JK: As it turns out, watercolor is by far the most difficult medium. For some reason many people beginning an exploration into painting feel somehow that they should use watercolors, then abandon the whole idea as a result. Acrylics are considerably easier, although that’s not to say they are a cakewalk, and every medium requires study and practice. Gouache is a medium that I learned in order to not have to throw away ruined watercolors. Basically gouache is watercolor paint with added chalk, and then extra pigment to overcome the chalkiness. It’s opaque, unlike watercolor, and one uses white instead of the paper as white, as one does in watercolor.
I have come to have fewer prejudices against particular mediums, and ultimately see painting images as the goal. There are certainly images that I would only paint in acrylic. When I started painting in acrylic this year, there were several images that I had not considered possible to make as paintings that are now in the queue.
OPP: Why is landscape still relevant/more relevant than a time in history where painting the natural world was the only way to capture it?
Wow, another great question.
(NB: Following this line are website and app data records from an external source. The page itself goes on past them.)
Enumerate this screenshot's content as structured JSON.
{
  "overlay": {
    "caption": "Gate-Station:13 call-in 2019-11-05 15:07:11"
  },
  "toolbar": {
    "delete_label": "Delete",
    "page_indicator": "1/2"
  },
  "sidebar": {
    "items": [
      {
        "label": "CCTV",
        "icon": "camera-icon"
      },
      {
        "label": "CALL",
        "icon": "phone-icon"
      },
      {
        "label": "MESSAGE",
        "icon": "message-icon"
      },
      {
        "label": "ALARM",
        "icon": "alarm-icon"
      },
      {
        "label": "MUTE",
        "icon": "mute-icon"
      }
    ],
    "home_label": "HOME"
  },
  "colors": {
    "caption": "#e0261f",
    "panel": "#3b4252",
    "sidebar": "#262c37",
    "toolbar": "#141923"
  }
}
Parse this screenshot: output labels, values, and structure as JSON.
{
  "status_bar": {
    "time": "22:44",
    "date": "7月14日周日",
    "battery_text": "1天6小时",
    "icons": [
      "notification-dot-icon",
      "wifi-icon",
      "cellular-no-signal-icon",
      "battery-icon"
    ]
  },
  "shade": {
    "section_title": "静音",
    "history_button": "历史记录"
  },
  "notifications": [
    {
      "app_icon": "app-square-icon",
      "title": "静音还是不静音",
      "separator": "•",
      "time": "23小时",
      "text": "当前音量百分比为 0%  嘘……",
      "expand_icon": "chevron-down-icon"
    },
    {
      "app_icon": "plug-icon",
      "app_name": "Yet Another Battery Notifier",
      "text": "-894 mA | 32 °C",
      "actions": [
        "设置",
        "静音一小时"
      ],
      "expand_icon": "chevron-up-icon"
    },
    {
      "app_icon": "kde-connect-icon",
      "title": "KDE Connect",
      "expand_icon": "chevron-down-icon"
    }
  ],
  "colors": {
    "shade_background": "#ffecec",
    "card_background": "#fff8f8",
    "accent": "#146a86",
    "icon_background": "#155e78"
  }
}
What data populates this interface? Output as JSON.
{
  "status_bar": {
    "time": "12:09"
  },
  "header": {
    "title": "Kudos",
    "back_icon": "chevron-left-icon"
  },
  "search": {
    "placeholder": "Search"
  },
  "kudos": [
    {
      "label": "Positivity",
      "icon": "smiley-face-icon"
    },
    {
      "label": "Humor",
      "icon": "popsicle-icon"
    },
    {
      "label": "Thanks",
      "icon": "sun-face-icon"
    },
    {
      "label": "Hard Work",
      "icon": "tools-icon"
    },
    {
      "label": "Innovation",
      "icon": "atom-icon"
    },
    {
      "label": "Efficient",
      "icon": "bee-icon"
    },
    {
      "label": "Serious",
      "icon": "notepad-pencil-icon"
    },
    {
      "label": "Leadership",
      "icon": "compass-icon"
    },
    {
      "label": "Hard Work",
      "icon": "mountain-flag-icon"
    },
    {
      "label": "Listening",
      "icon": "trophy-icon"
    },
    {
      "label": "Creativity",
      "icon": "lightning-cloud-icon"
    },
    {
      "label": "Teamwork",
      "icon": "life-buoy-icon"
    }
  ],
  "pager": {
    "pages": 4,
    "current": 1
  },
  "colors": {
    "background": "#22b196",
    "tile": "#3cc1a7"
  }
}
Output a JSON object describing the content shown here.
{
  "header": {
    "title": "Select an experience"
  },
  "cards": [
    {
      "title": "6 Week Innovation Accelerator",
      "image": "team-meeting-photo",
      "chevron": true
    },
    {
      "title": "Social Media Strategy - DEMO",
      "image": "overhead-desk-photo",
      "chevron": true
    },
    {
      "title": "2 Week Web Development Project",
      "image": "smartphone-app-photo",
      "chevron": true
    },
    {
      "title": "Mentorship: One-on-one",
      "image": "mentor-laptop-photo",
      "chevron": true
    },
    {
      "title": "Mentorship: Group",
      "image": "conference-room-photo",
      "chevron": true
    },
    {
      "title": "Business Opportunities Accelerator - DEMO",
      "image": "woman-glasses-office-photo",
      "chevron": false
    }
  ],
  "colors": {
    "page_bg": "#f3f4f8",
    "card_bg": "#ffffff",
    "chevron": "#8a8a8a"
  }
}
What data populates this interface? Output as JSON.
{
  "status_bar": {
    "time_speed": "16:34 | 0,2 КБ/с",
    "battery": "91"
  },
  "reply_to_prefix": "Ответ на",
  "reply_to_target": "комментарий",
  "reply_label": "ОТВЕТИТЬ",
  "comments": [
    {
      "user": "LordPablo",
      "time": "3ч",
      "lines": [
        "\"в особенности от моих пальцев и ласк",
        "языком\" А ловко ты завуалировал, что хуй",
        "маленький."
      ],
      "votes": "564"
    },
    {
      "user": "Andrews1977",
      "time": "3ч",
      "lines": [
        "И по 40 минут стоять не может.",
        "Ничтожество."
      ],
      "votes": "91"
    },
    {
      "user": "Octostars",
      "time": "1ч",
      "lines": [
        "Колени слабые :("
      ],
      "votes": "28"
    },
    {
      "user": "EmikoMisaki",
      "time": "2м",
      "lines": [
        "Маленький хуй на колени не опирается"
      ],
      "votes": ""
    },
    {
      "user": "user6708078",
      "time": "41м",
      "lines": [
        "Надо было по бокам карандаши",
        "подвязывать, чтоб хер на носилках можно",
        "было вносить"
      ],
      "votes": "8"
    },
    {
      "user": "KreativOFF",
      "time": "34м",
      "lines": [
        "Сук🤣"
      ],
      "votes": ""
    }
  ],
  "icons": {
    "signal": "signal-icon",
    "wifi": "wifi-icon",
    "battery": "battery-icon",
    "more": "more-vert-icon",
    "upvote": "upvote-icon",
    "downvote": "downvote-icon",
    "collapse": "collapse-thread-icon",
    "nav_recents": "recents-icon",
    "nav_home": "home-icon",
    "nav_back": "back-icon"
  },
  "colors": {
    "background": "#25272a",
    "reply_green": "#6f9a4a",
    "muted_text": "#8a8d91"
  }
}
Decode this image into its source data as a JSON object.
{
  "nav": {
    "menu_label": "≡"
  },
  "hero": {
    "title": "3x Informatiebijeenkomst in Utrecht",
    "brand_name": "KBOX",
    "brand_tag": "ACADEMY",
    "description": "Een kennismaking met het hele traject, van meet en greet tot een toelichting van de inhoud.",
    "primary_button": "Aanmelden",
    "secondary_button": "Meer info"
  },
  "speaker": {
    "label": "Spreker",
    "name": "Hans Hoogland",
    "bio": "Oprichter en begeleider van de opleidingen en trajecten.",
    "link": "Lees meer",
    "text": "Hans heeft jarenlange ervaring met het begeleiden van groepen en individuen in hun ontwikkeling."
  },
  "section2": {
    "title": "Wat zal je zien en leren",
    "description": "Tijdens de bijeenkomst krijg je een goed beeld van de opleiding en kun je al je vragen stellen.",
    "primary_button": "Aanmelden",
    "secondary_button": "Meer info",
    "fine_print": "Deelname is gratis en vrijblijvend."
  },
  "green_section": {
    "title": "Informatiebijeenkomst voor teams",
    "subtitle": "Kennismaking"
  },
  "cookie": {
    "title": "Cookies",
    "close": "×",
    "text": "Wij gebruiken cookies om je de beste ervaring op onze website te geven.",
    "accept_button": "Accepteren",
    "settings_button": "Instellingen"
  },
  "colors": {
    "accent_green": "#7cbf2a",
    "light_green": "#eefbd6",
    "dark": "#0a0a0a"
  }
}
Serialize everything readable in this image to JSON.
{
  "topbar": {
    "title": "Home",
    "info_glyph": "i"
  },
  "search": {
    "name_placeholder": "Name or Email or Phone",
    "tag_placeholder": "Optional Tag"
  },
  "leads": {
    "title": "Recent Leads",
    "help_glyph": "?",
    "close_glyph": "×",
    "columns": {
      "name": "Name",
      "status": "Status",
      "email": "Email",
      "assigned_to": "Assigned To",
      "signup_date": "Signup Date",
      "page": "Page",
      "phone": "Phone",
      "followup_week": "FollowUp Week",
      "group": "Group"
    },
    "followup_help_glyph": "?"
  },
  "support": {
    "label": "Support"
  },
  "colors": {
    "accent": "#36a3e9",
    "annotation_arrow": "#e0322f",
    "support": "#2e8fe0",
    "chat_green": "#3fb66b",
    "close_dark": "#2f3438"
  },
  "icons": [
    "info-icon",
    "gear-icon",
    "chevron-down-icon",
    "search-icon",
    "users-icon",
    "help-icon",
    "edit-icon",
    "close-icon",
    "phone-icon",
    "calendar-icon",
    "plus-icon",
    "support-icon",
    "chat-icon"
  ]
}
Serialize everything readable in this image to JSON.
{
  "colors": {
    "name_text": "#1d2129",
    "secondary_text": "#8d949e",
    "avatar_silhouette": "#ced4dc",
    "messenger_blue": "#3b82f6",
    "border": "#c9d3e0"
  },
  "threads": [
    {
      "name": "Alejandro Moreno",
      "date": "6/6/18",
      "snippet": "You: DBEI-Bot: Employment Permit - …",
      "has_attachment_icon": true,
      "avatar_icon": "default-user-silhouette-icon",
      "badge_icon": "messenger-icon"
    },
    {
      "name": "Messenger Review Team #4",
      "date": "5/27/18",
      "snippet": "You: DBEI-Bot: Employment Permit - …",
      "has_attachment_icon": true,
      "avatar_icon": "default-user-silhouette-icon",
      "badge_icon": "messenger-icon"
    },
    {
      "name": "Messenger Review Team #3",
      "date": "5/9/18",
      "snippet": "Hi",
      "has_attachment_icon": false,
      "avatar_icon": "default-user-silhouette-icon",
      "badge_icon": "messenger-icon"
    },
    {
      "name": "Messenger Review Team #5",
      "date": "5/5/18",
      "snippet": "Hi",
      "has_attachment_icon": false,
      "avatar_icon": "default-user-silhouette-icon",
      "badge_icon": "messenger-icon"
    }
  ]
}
Well, first of all, we are more divorced
from the natural world than at any time in our species’ history. There
is a neo-Confucian idea that really struck me when I first encountered
it in high school, expressed by the character, ‘Li’ (理). As I read then,
it refers to the patterns in jade, but is intended to express the
perfection in the apparent chaos of nature. That is exactly what I want
to convey in my work. As to why I don’t just make photographs,
especially since my paintings are so close in some ways to those
photographs; I would describe my work as meditative and devotional, as
opposed to emotional or expressive, per se. This is my own personal zen
meditation in many ways, and if that feeling of awe and inspiration
comes through at all, then I’m pretty happy.
Featured Artist Interviews are conducted by Chicago-based, interdisciplinary artist Stacia Yeapanis. When she’s not writing for OPP, Stacia explores the relationship between repetition, desire and impermanence in cross-stitch embroideries, remix video, collage and impermanent installations. She is an instructor in the Department of Fiber and Material Studies at The School of the Art Institute of Chicago, where received her MFA in 2006, and was a 2012-2013 Mentor-in-Residence at BOLT in Chicago. Her solo exhibitions include I Still Haven’t Found What I’m Looking For (2013) at Klemm Gallery, Siena Heights University (Adrian, Michigan), Everything You Need is Already Here (2014) at Heaven Gallery (Chicago) and When Things Fall Apart (2015), a durational, collage installation in the Annex Gallery at Lillstreet Art Center (Chicago). Most recently, Stacia created a site-responsive installations for Form Unbound (2015), a two-person show at Dominican University's O’Connor Art Gallery (River Forest, IL) and SENTIENCE (2016) at The Ukrainian Institute of Modern Art (Chicago). In September 2016, her work will be on view in SHOWROOM, curated by Edra Soto, at the Chicago Artists’ Coalition as part of THE ANNUAL.